This theorem is sometimes given as a reason for excluding 1 from the list of primes. Though there are much better reasons to regard 1 as not prime, rigor nevertheless demands that we either handle 1 in some way or amend the theorem to say . The usual handling is to state that 1, as the "empty product," is in fact the product of multiplying zero primes together. Now, 1 is considered a unit, i.e. an invertible (multiplicative inverse) element of the set of positive integers.
As for negative integers, the most straightforward handling is probably to regard all the prime factors as positive and have this prefixed by the unit to accomplish the sign change (this is what Mathematica does). Thus an integer would have its prime factorization prefixed by or . A more complicated but perhaps equally valid way would be to add negative signs to an odd number of the prime factors.
Compare with the frivolous theorem of arithmetic.
- Most books either have this as a previous theorem or at least as a lemma.
- B. Fine & G. Rosenberger, Number Theory: An Introduction via the Distribution of the Primes Boston: Birkhaüser (2007) p. 18. The fact that an integer has any factorization at all is given as an earlier lemma.

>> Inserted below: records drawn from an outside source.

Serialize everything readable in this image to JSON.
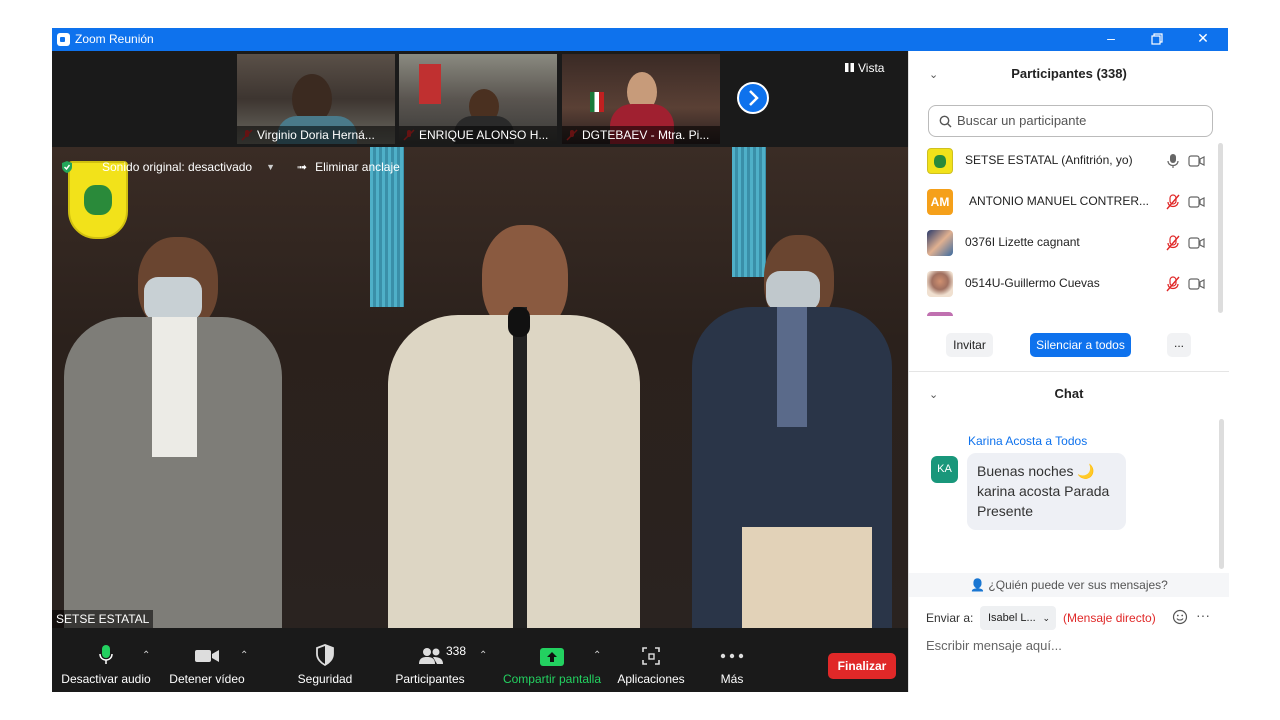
{
  "window": {
    "title": "Zoom Reunión"
  },
  "thumbnails": [
    {
      "name": "Virginio Doria Herná..."
    },
    {
      "name": "ENRIQUE ALONSO H..."
    },
    {
      "name": "DGTEBAEV - Mtra. Pi..."
    }
  ],
  "view_label": "Vista",
  "main_video": {
    "sound_label": "Sonido original: desactivado",
    "unpin_label": "Eliminar anclaje",
    "speaker_name": "SETSE ESTATAL"
  },
  "toolbar": {
    "mute": "Desactivar audio",
    "video": "Detener vídeo",
    "security": "Seguridad",
    "participants": "Participantes",
    "participants_count": "338",
    "share": "Compartir pantalla",
    "apps": "Aplicaciones",
    "more": "Más",
    "end": "Finalizar"
  },
  "panel": {
    "participants_title": "Participantes (338)",
    "search_placeholder": "Buscar un participante",
    "participants": [
      {
        "name": "SETSE ESTATAL (Anfitrión, yo)",
        "initials": ""
      },
      {
        "name": "ANTONIO MANUEL CONTRER...",
        "initials": "AM"
      },
      {
        "name": "0376I Lizette cagnant",
        "initials": ""
      },
      {
        "name": "0514U-Guillermo Cuevas",
        "initials": ""
      }
    ],
    "invite": "Invitar",
    "mute_all": "Silenciar a todos",
    "more_btn": "...",
    "chat_title": "Chat",
    "chat": {
      "sender": "Karina Acosta a Todos",
      "avatar": "KA",
      "message_line1": "Buenas noches 🌙",
      "message_line2": "karina acosta Parada",
      "message_line3": "Presente"
    },
    "who_can_see": "¿Quién puede ver sus mensajes?",
    "send_to_label": "Enviar a:",
    "send_to_value": "Isabel L...",
    "direct_message": "(Mensaje directo)",
    "input_placeholder": "Escribir mensaje aquí..."
  }
}
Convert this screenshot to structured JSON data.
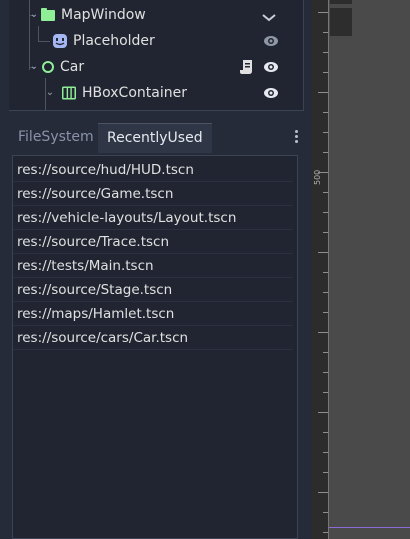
{
  "scene_tree": {
    "nodes": [
      {
        "label": "MapWindow",
        "icon": "folder-icon",
        "right_icon": "collapse-chevron-icon"
      },
      {
        "label": "Placeholder",
        "icon": "sprite-face-icon",
        "right_icon": "visibility-eye-icon"
      },
      {
        "label": "Car",
        "icon": "node2d-circle-icon",
        "right_icon": "visibility-eye-icon",
        "extra_icon": "script-icon"
      },
      {
        "label": "HBoxContainer",
        "icon": "hbox-container-icon",
        "right_icon": "visibility-eye-icon"
      }
    ]
  },
  "dock": {
    "tabs": [
      {
        "label": "FileSystem",
        "active": false
      },
      {
        "label": "RecentlyUsed",
        "active": true
      }
    ],
    "menu_icon": "kebab-menu-icon"
  },
  "recent_files": [
    "res://source/hud/HUD.tscn",
    "res://source/Game.tscn",
    "res://vehicle-layouts/Layout.tscn",
    "res://source/Trace.tscn",
    "res://tests/Main.tscn",
    "res://source/Stage.tscn",
    "res://maps/Hamlet.tscn",
    "res://source/cars/Car.tscn"
  ],
  "viewport": {
    "ruler_label": "500"
  },
  "colors": {
    "accent_green": "#8eef97",
    "accent_blue": "#a5b7f3",
    "selection_purple": "#8b6bd6"
  }
}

The proof is not unique to this text, but it seems to me to provide the clearest explanation of the proof.
- Primefan, Arguments for and against the primality of 1, "The Prosecution" Arguments 1 and 2. Graeme McRae is credited with the counter-arguments that the theorem accepts the commutative property of multiplication, so why can't it accept the multiplicative identity, or understand the exponents as being the lowest necessary?